Check out any acknowledgements page and see that every writer benefits from a little encouragement now and then. There are moments when we writers doubt our work. Sometimes something needs to change in our manuscripts. Sometimes we just need to be a bit braver and press “send” on our submissions. (Eek!)
I am fortunate to have friends who can deliver in both situations. And who happen to be brilliant, as well.
One of my most trusted writer friends is a friend of my husband’s from college, whom I have since claimed for my own. David is one of the most articulate people I know. Plus, he indiscriminately loves ice cream, which is an obvious sign of good character.
In the years following undergrad, David and I pursued different career paths, while working up the courage and the credentials to make a go of writing. We checked in with each other from time to time, whether at an informal reunion or another mutual friend’s wedding, and the first question we asked each other was always, “What are you working on?”
David writes nonfiction; he’s interested in the intersection of sports and society. I find his work fascinating, despite initially knowing little about the figures and situations he investigates. I, on the other hand, wrote a novel about a twenty-something upending her prestigious financial career to pursue cooking (and find love along the way). David is not exactly my target audience.
And yet, while I was writing and editing, again and again he offered to read a section of my work. When he did, he was both full of encouragement and able to point out areas that could be improved.

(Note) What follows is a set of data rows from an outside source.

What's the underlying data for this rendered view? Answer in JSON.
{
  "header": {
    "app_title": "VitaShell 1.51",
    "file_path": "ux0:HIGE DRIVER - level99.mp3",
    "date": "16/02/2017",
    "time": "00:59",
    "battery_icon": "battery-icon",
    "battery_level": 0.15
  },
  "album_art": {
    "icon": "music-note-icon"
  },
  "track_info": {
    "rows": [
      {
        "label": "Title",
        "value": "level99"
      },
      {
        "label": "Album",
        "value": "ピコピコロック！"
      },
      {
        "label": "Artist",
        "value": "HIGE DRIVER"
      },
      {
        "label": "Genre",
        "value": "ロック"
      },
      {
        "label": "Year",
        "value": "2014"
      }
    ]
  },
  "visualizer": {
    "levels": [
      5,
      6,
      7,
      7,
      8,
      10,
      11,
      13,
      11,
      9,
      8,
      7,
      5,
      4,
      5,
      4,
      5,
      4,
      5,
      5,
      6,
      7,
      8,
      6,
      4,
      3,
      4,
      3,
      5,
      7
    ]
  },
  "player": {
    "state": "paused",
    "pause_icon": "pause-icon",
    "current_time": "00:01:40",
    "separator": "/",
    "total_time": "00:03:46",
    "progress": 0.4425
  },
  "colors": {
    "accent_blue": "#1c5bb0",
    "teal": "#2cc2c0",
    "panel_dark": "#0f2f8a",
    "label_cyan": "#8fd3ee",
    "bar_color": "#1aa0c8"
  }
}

I’ve recently been working on a nonfiction article, sparked by David’s mention of a new journal a professor he knows is launching. He laughed when I told him it would be a good chance to “flex my nonfiction muscles,” but hey, even if I don’t write about athletes, I can make sports jokes, too. Ann Patchett is proof that contributing nonfiction articles to other publications can be a boon to successful fiction.
David gave me notes a week ago, and I am still in awe that I am lucky enough to have such a fabulous mind among my friends. Despite the fact that our bookshelves have nary a title in common, we share a passion for good writing and good storytelling. Finding the intersections between fiction and nonfiction informs my work and makes me a stronger writer.
So does having a brilliant friend who is always ready to cheer me on.